A Telugu friend said of the British in India, “We are glad the British left; but we are also glad they came.” An Iraqi Shi’ite in Vienna told me, “We don’t want the Americans to stay too long; but we don’t want them to leave too soon.” Attitudes like these complexify a character. It’s not all one or the other.
I have been warehousing stories told me by UN nuclear inspectors, Jordanian royal guards, and so on. My father’s cousin wrote an autobiographical account of his experience as a CAC Marine in a Vietnamese village. A waitress in a local diner was once involved in a bank robbery. A supervisor in a glass plant once told me a harrowing tale about his sister-in-law, a Hong Kong entrepreneur doing business in South China. Another client told me about “the first time” he had encountered a dead body on the street, during the Red Terror in his native Ethiopia. “But after a while,” he said, “you get used to it.” In Chennai, I saw a family of five riding on a motorcycle. (I also saw six lanes of traffic on a three lane road. One time, a flat-bed trailer from the Port of Chennai was heading directly toward the car I was in. Across the brow of the truck’s cab, where the name of the company is shown, it read – in English – “Jesus is Lord.” I thought I would get to personally verify the sentiment, but somehow my driver threaded the needle and we got through.) All of this is grist for the mill. Facts for the fictio.
One time, my father had been detailed to clear the northern beaches on Iwo Jima. He and his partner were scratching through the sand and uncovered… a 500-lb aerial bomb, rigged by the Japanese as a land mine. He looked at his buddy and his buddy looked at him. After a long silence, one of them said, “What the hell. If it blows, we’ll never know it.”
Whether writing a story or defusing an aerial bomb, it’s best to know what you’re doing. Look around you – and listen around you – and you’ll discover that “What You Know” is more extensive than you may think. You just have to know how to shape it and use it. And that is fictio.
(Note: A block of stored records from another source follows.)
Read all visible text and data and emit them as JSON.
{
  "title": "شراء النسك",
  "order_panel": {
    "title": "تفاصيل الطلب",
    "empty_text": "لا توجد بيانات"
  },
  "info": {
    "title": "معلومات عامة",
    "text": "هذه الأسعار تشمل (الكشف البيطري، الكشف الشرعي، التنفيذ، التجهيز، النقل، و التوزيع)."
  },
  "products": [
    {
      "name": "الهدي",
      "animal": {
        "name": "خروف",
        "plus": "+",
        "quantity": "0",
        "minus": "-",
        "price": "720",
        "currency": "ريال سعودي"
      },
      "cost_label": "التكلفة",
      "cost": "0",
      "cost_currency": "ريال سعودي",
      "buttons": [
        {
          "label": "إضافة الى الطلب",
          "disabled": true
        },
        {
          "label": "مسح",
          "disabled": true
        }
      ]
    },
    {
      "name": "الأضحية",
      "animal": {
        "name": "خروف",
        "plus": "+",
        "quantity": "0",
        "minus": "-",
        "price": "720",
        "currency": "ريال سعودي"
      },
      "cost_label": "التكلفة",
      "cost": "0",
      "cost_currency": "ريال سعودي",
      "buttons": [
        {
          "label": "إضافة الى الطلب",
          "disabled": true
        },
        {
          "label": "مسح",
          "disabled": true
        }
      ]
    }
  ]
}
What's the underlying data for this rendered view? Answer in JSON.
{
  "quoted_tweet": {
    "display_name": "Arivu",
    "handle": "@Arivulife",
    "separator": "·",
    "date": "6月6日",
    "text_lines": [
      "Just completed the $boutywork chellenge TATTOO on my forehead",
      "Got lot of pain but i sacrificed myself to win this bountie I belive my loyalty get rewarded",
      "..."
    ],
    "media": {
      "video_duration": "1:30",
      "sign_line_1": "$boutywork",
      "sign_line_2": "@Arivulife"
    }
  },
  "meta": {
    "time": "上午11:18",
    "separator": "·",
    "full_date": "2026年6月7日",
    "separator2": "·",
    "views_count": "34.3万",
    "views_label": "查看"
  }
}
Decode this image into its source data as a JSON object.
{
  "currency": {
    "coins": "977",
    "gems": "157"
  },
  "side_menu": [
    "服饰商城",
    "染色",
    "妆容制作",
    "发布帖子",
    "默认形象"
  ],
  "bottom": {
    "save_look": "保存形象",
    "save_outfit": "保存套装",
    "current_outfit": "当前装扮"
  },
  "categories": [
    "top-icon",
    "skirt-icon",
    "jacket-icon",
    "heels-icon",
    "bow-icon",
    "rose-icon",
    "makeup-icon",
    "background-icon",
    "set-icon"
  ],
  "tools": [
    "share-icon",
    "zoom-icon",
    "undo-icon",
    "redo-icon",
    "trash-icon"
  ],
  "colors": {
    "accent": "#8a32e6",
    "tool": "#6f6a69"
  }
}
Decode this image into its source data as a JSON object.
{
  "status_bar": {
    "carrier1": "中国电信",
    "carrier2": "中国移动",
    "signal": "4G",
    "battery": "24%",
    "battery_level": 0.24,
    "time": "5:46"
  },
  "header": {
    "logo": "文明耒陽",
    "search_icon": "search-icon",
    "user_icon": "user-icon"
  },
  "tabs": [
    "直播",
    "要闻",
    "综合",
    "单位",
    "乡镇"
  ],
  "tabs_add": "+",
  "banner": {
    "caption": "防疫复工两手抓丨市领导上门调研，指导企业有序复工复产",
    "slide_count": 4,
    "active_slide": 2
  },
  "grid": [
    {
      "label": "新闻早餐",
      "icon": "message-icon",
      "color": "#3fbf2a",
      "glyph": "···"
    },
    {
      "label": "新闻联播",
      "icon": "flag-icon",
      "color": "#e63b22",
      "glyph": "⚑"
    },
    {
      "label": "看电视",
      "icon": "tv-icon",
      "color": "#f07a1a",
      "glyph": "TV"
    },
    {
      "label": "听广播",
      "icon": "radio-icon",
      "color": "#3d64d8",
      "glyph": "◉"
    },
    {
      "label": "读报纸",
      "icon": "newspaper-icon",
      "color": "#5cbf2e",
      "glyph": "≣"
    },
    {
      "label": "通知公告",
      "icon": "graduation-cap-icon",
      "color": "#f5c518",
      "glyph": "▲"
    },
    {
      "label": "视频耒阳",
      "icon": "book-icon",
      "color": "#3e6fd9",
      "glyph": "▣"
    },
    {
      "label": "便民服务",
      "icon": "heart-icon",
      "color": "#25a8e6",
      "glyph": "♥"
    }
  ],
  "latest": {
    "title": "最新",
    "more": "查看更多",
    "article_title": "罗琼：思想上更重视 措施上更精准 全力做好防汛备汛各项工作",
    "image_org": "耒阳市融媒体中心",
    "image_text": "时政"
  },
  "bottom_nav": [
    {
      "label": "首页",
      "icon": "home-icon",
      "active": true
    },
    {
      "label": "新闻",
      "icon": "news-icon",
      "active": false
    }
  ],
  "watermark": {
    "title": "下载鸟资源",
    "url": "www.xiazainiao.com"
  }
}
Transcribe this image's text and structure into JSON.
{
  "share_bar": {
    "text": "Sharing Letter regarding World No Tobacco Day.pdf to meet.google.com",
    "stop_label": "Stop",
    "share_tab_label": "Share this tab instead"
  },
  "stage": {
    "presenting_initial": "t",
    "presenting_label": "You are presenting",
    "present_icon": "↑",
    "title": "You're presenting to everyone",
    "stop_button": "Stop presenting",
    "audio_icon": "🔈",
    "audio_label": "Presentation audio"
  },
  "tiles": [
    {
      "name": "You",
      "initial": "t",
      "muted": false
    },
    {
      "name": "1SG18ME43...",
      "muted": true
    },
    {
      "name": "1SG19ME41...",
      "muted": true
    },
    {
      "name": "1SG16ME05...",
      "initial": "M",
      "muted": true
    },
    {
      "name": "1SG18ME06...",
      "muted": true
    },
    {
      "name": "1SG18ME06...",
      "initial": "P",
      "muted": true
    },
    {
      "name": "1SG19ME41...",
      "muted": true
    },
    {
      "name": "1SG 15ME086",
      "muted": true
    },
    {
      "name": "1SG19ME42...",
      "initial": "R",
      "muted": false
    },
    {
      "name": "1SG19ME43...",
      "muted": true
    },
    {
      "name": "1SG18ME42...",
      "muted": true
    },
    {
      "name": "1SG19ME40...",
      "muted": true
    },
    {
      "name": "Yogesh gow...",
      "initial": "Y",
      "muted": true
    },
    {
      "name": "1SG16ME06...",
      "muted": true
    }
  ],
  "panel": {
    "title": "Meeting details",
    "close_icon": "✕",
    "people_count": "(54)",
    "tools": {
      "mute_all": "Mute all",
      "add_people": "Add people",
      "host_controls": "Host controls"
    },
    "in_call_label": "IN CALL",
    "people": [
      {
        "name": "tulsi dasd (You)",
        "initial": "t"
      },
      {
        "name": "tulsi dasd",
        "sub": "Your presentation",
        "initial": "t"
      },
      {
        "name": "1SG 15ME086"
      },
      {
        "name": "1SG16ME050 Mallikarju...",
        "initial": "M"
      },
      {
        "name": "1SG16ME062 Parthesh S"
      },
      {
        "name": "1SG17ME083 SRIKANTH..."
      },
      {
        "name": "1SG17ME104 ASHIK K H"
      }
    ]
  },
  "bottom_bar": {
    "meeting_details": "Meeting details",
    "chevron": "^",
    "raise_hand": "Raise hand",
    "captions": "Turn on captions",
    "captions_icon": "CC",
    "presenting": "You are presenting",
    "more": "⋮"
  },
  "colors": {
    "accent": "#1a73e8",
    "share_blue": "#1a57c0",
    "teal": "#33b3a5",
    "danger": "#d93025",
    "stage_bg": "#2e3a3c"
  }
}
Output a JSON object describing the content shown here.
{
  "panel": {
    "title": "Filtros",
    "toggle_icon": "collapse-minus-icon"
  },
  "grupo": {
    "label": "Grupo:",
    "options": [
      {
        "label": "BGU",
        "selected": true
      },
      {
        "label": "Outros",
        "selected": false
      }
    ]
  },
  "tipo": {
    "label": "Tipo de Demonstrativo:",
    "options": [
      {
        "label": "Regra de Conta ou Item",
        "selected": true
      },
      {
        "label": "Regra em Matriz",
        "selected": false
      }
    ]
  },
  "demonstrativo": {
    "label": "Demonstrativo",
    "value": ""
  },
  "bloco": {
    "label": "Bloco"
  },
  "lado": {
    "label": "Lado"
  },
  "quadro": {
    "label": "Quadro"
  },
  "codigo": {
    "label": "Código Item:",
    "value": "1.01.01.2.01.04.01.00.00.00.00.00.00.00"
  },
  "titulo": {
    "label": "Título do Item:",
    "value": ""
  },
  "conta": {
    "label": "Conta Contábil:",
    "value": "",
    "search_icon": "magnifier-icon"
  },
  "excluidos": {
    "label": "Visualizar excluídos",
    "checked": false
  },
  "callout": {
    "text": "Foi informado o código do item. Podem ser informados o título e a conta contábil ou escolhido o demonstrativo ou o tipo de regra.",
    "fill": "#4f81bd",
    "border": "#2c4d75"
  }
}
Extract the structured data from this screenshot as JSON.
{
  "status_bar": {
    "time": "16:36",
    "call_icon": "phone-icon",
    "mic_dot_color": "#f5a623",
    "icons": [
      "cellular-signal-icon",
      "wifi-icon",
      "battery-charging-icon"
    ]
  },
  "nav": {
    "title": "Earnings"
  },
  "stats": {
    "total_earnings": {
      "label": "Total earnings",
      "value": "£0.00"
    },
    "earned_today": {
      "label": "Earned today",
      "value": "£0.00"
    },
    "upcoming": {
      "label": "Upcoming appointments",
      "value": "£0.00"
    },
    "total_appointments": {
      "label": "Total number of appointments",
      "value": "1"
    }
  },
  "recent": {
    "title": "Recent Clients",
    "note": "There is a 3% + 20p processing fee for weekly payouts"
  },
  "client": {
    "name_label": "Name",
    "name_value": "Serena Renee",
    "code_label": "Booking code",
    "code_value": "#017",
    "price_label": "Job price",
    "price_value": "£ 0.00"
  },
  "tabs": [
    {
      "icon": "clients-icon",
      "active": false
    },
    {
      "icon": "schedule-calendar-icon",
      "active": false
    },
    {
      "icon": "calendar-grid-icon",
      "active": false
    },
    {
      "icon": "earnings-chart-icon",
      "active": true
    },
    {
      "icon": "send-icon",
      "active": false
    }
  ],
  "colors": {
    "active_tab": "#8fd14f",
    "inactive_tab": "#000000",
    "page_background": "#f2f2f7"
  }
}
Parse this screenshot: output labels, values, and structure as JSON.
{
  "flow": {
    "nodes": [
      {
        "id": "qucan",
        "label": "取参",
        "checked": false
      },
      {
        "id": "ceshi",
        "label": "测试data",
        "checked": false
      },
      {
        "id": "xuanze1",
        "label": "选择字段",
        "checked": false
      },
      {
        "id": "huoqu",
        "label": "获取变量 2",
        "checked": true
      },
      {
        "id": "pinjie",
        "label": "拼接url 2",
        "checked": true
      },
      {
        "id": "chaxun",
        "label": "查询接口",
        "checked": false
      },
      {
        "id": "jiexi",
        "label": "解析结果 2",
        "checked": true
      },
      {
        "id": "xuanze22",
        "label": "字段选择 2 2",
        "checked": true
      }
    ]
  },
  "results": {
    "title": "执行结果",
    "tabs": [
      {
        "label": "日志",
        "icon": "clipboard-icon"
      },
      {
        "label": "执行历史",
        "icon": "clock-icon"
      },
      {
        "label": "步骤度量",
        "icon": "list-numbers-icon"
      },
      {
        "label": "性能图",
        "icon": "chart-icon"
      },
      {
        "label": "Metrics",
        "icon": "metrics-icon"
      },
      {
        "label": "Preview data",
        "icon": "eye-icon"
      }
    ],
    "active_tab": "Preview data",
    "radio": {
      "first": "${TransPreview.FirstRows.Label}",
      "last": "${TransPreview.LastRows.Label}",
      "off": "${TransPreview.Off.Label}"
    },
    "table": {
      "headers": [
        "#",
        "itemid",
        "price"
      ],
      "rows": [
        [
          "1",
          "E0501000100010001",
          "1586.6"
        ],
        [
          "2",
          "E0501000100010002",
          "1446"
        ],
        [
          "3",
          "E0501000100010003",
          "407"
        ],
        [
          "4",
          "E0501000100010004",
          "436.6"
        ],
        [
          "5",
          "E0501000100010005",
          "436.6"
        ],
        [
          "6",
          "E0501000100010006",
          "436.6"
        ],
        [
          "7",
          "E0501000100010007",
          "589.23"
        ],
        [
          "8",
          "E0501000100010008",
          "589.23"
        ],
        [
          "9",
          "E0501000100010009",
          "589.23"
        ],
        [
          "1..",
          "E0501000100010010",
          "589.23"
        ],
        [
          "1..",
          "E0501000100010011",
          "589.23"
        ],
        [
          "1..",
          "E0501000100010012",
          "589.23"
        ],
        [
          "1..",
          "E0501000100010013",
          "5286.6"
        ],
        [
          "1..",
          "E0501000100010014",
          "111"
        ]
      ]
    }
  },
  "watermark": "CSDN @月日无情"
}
So let's throw this open to questions. (You can use the comment feature to do this)